Work request: Your response should be a copy of each line in the listing below that includes the word "type".

Records provided:
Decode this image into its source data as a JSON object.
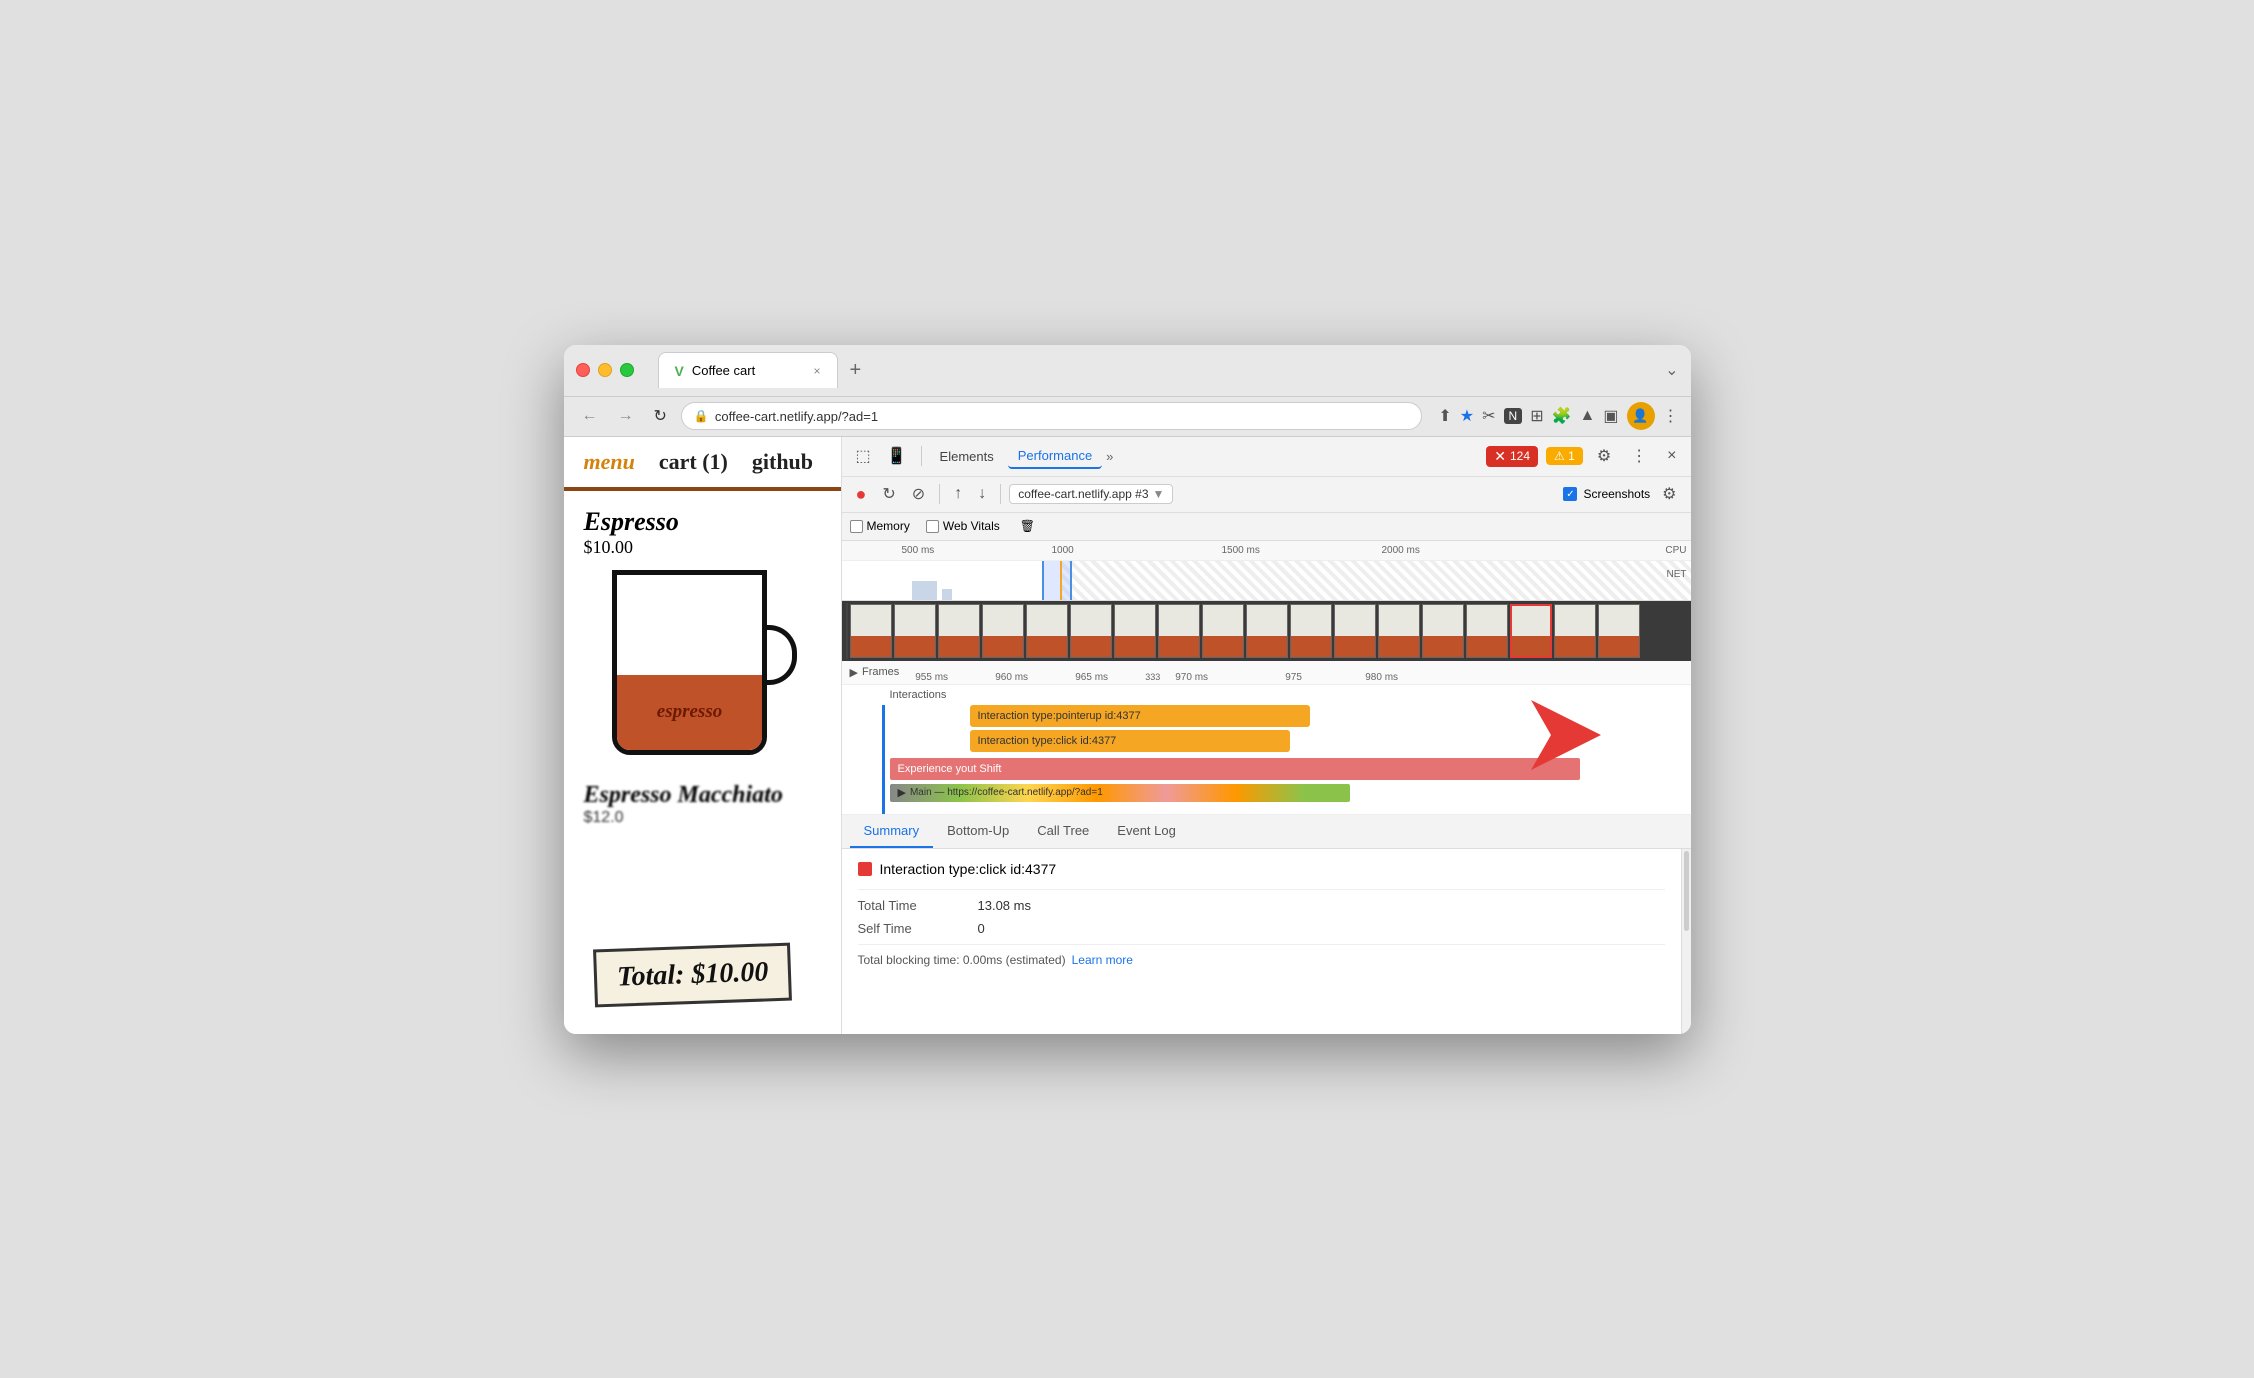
{
  "browser": {
    "traffic_lights": [
      "red",
      "yellow",
      "green"
    ],
    "tab": {
      "favicon": "V",
      "title": "Coffee cart",
      "close": "×"
    },
    "tab_new": "+",
    "tab_menu": "⌄",
    "nav_back": "←",
    "nav_forward": "→",
    "nav_refresh": "↻",
    "url": "coffee-cart.netlify.app/?ad=1",
    "lock_icon": "🔒",
    "browser_actions": [
      "share",
      "star",
      "scissors",
      "n-icon",
      "apps",
      "puzzle",
      "profile-icon",
      "profile2",
      "menu"
    ]
  },
  "website": {
    "nav": {
      "menu": "menu",
      "cart": "cart (1)",
      "github": "github"
    },
    "product1": {
      "name": "Espresso",
      "price": "$10.00",
      "cup_label": "espresso"
    },
    "product2": {
      "name": "Espresso Macchiato",
      "price": "$12.0"
    },
    "cart_total": "Total: $10.00"
  },
  "devtools": {
    "toolbar": {
      "inspect_icon": "⬚",
      "device_icon": "📱",
      "block_icon": "⊘",
      "upload_icon": "↑",
      "download_icon": "↓",
      "tabs": [
        "Elements",
        "Performance",
        "»"
      ],
      "active_tab": "Performance",
      "error_count": "124",
      "warning_count": "1",
      "settings_icon": "⚙",
      "more_icon": "⋮",
      "close_icon": "×"
    },
    "toolbar2": {
      "record_btn": "●",
      "refresh_btn": "↻",
      "block_btn": "⊘",
      "upload_btn": "↑",
      "download_btn": "↓",
      "target": "coffee-cart.netlify.app #3",
      "screenshots_label": "Screenshots",
      "settings_icon": "⚙"
    },
    "options": {
      "memory_label": "Memory",
      "web_vitals_label": "Web Vitals",
      "trash_icon": "🗑"
    },
    "timeline": {
      "markers": [
        "500 ms",
        "1000",
        "1500 ms",
        "2000 ms"
      ],
      "cpu_label": "CPU",
      "net_label": "NET"
    },
    "frames": {
      "label": "Frames",
      "ticks": [
        "955 ms",
        "960 ms",
        "965 ms",
        "333",
        "970 ms",
        "975",
        "980 ms"
      ]
    },
    "interactions": {
      "label": "Interactions",
      "bars": [
        "Interaction type:pointerup id:4377",
        "Interaction type:click id:4377"
      ],
      "experience_bar": "Experience yout Shift",
      "main_thread": "Main — https://coffee-cart.netlify.app/?ad=1"
    },
    "bottom_tabs": [
      "Summary",
      "Bottom-Up",
      "Call Tree",
      "Event Log"
    ],
    "active_bottom_tab": "Summary",
    "summary": {
      "title": "Interaction type:click id:4377",
      "color": "#e53935",
      "total_time_label": "Total Time",
      "total_time_value": "13.08 ms",
      "self_time_label": "Self Time",
      "self_time_value": "0",
      "total_blocking_label": "Total blocking time: 0.00ms (estimated)",
      "learn_more_label": "Learn more"
    }
  }
}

Answer:
        "Interaction type:pointerup id:4377",
        "Interaction type:click id:4377"
      "title": "Interaction type:click id:4377",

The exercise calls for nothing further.